### What to produce
From the material below, copy every line in which the word "label" occurs.

# # #

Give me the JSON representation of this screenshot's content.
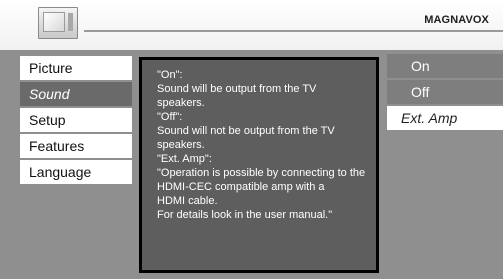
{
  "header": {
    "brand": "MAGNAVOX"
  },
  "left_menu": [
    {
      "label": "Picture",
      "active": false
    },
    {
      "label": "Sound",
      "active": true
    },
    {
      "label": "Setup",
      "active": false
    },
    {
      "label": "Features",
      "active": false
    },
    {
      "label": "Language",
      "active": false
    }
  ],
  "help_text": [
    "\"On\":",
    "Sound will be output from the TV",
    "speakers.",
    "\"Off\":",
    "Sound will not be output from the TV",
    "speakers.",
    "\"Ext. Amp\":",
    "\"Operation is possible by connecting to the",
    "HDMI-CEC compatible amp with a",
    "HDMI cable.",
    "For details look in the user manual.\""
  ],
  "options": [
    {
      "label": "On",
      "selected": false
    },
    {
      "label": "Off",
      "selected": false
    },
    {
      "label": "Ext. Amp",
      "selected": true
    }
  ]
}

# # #

### Result of this task
      "label": "Picture",
      "label": "Sound",
      "label": "Setup",
      "label": "Features",
      "label": "Language",
      "label": "On",
      "label": "Off",
      "label": "Ext. Amp",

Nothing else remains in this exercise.